DATASET EXCERPTS ::
══════════════════════════════
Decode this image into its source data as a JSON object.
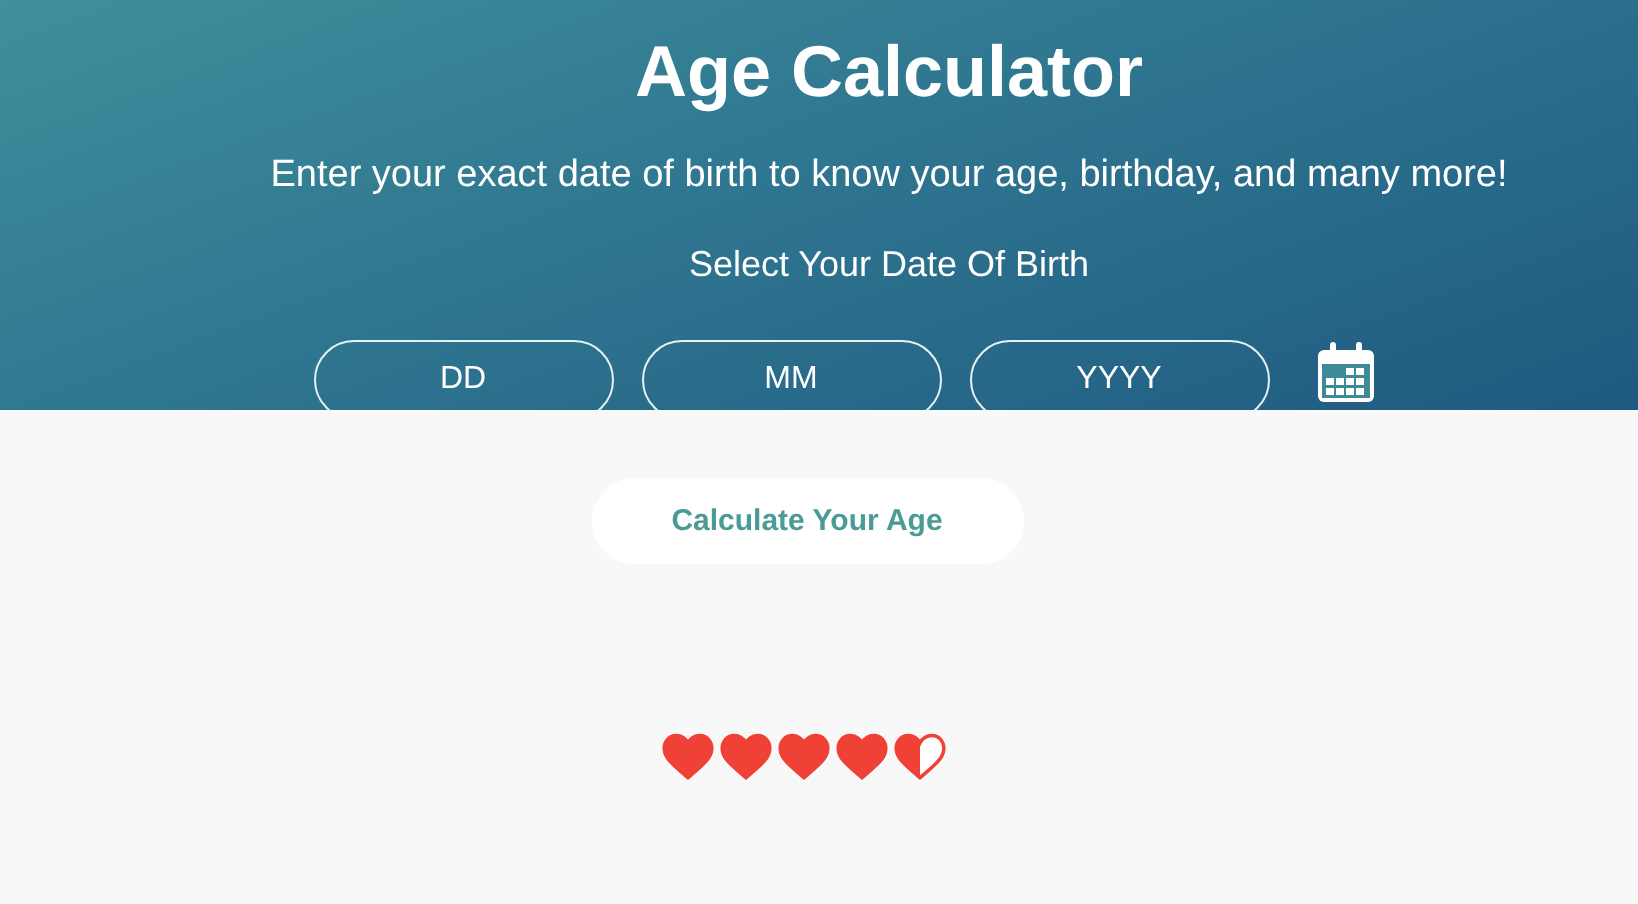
{
  "header": {
    "title": "Age Calculator",
    "subtitle": "Enter your exact date of birth to know your age, birthday, and many more!",
    "prompt": "Select Your Date Of Birth"
  },
  "date_fields": [
    {
      "placeholder": "DD"
    },
    {
      "placeholder": "MM"
    },
    {
      "placeholder": "YYYY"
    }
  ],
  "calculate_button": "Calculate Your Age",
  "rating": {
    "stars": 4.5
  }
}
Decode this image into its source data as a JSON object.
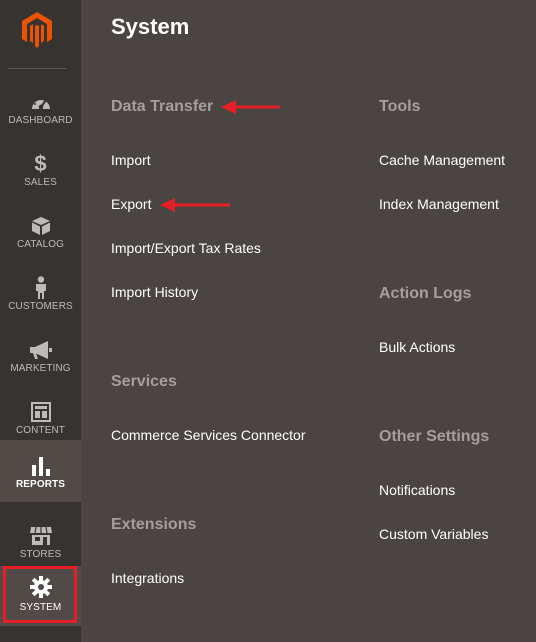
{
  "sidebar": {
    "items": [
      {
        "label": "DASHBOARD",
        "icon": "dashboard-icon"
      },
      {
        "label": "SALES",
        "icon": "dollar-icon"
      },
      {
        "label": "CATALOG",
        "icon": "box-icon"
      },
      {
        "label": "CUSTOMERS",
        "icon": "person-icon"
      },
      {
        "label": "MARKETING",
        "icon": "megaphone-icon"
      },
      {
        "label": "CONTENT",
        "icon": "layout-icon"
      },
      {
        "label": "REPORTS",
        "icon": "bar-chart-icon"
      },
      {
        "label": "STORES",
        "icon": "storefront-icon"
      },
      {
        "label": "SYSTEM",
        "icon": "gear-icon"
      }
    ],
    "active": "SYSTEM"
  },
  "page": {
    "title": "System"
  },
  "left_column": {
    "data_transfer": {
      "title": "Data Transfer",
      "links": [
        "Import",
        "Export",
        "Import/Export Tax Rates",
        "Import History"
      ]
    },
    "services": {
      "title": "Services",
      "links": [
        "Commerce Services Connector"
      ]
    },
    "extensions": {
      "title": "Extensions",
      "links": [
        "Integrations"
      ]
    }
  },
  "right_column": {
    "tools": {
      "title": "Tools",
      "links": [
        "Cache Management",
        "Index Management"
      ]
    },
    "action_logs": {
      "title": "Action Logs",
      "links": [
        "Bulk Actions"
      ]
    },
    "other_settings": {
      "title": "Other Settings",
      "links": [
        "Notifications",
        "Custom Variables"
      ]
    }
  },
  "colors": {
    "sidebar_bg": "#373330",
    "main_bg": "#4a4542",
    "accent": "#eb5202",
    "highlight": "#e61e25"
  }
}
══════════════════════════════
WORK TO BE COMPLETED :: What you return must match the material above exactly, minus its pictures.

WRITTEN RESPONSE ::
Decode this image into its source data as a JSON object.
{
  "header": {
    "title": "Age Calculator",
    "subtitle": "Enter your exact date of birth to know your age, birthday, and many more!",
    "prompt": "Select Your Date Of Birth"
  },
  "date_fields": [
    {
      "placeholder": "DD"
    },
    {
      "placeholder": "MM"
    },
    {
      "placeholder": "YYYY"
    }
  ],
  "calculate_button": "Calculate Your Age",
  "rating": {
    "stars": 4.5
  }
}
Decode this image into its source data as a JSON object.
{
  "sidebar": {
    "items": [
      {
        "label": "DASHBOARD",
        "icon": "dashboard-icon"
      },
      {
        "label": "SALES",
        "icon": "dollar-icon"
      },
      {
        "label": "CATALOG",
        "icon": "box-icon"
      },
      {
        "label": "CUSTOMERS",
        "icon": "person-icon"
      },
      {
        "label": "MARKETING",
        "icon": "megaphone-icon"
      },
      {
        "label": "CONTENT",
        "icon": "layout-icon"
      },
      {
        "label": "REPORTS",
        "icon": "bar-chart-icon"
      },
      {
        "label": "STORES",
        "icon": "storefront-icon"
      },
      {
        "label": "SYSTEM",
        "icon": "gear-icon"
      }
    ],
    "active": "SYSTEM"
  },
  "page": {
    "title": "System"
  },
  "left_column": {
    "data_transfer": {
      "title": "Data Transfer",
      "links": [
        "Import",
        "Export",
        "Import/Export Tax Rates",
        "Import History"
      ]
    },
    "services": {
      "title": "Services",
      "links": [
        "Commerce Services Connector"
      ]
    },
    "extensions": {
      "title": "Extensions",
      "links": [
        "Integrations"
      ]
    }
  },
  "right_column": {
    "tools": {
      "title": "Tools",
      "links": [
        "Cache Management",
        "Index Management"
      ]
    },
    "action_logs": {
      "title": "Action Logs",
      "links": [
        "Bulk Actions"
      ]
    },
    "other_settings": {
      "title": "Other Settings",
      "links": [
        "Notifications",
        "Custom Variables"
      ]
    }
  },
  "colors": {
    "sidebar_bg": "#373330",
    "main_bg": "#4a4542",
    "accent": "#eb5202",
    "highlight": "#e61e25"
  }
}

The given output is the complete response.